◆ **Instructions to follow**: In this exercise, return the whole listing exactly, excluding any images.
=== Begin Enclosure ===
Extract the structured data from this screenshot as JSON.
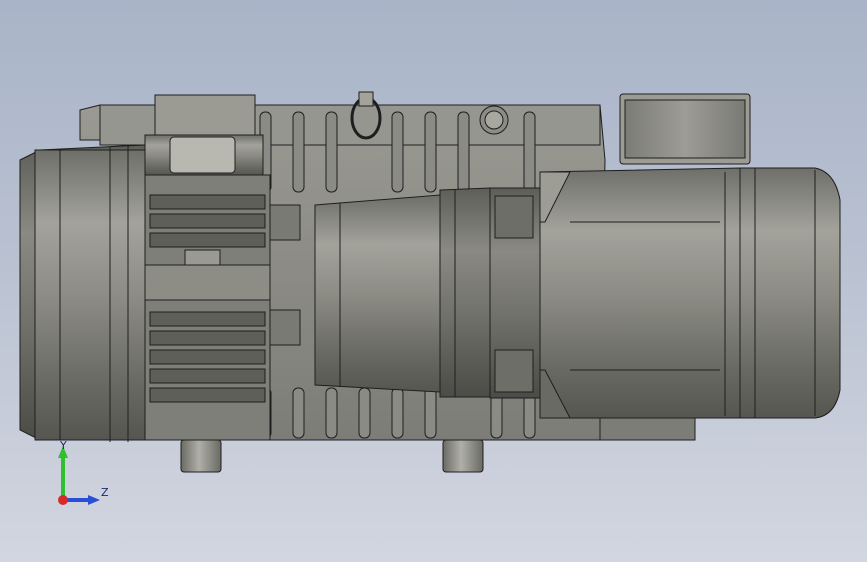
{
  "view": {
    "background_top": "#a9b4c8",
    "background_bottom": "#d2d6e0",
    "model_face_color": "#8e8e87",
    "model_edge_color": "#1e1e1e"
  },
  "model": {
    "subject": "rotary-vane-vacuum-pump-with-motor"
  },
  "triad": {
    "y_label": "Y",
    "z_label": "Z",
    "y_color": "#2fbf2f",
    "z_color": "#2a4fd6",
    "x_color": "#d62a2a"
  }
}
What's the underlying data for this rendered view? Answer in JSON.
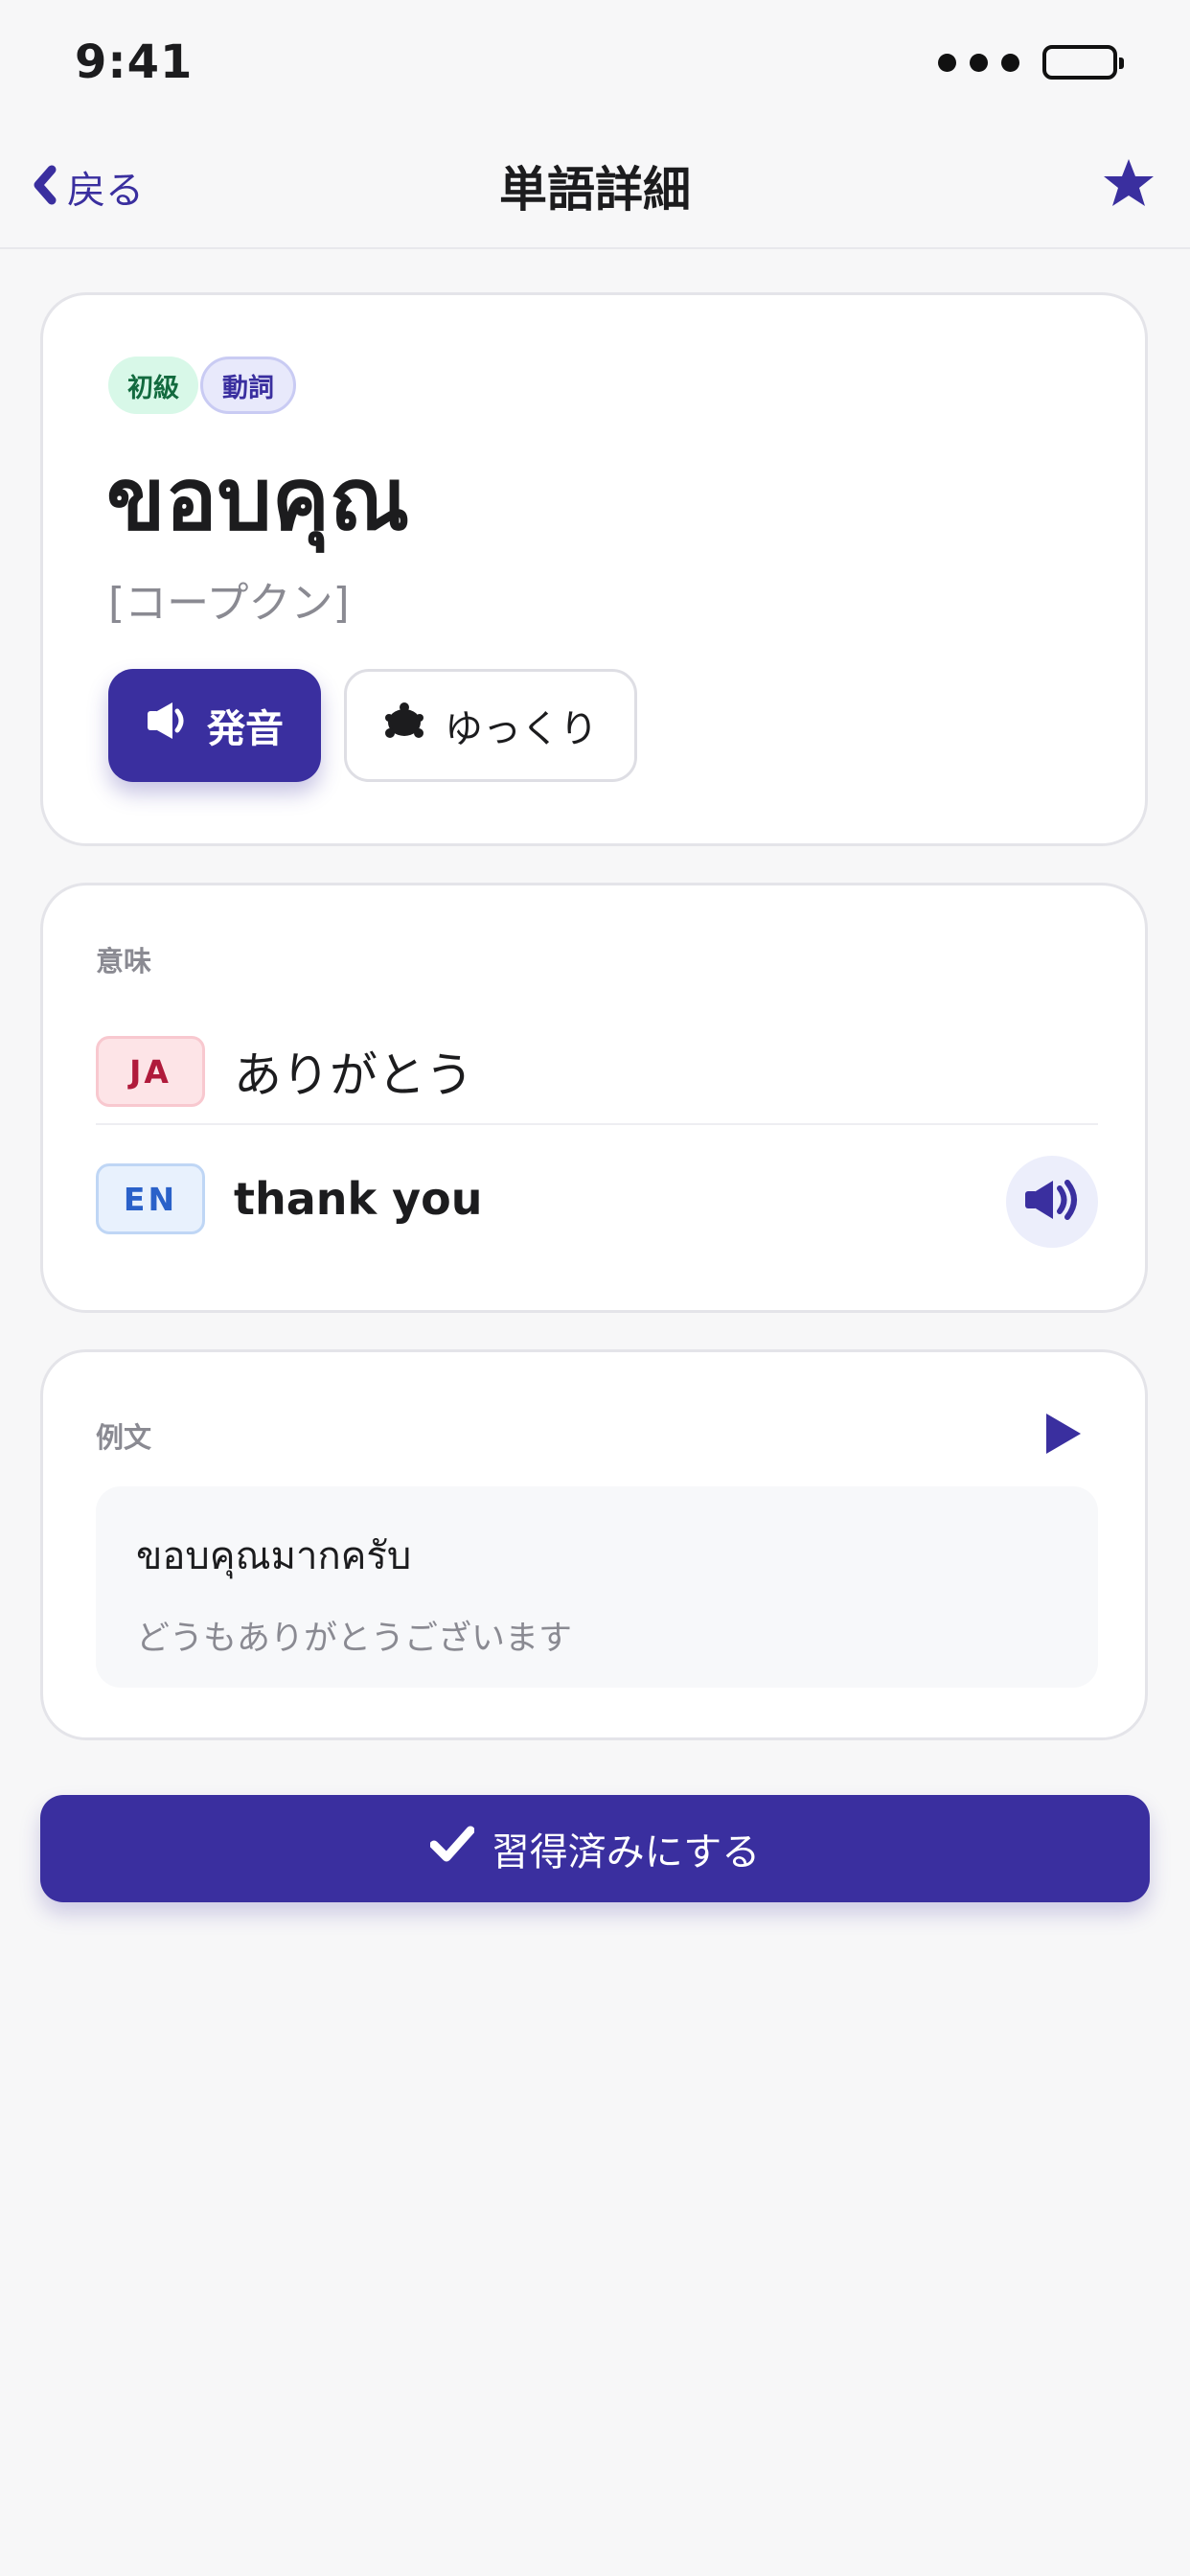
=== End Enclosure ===
◆ **Exercise answer**:
Extract the structured data from this screenshot as JSON.
{
  "view": {
    "background_top": "#a9b4c8",
    "background_bottom": "#d2d6e0",
    "model_face_color": "#8e8e87",
    "model_edge_color": "#1e1e1e"
  },
  "model": {
    "subject": "rotary-vane-vacuum-pump-with-motor"
  },
  "triad": {
    "y_label": "Y",
    "z_label": "Z",
    "y_color": "#2fbf2f",
    "z_color": "#2a4fd6",
    "x_color": "#d62a2a"
  }
}
What's the underlying data for this rendered view? Answer in JSON.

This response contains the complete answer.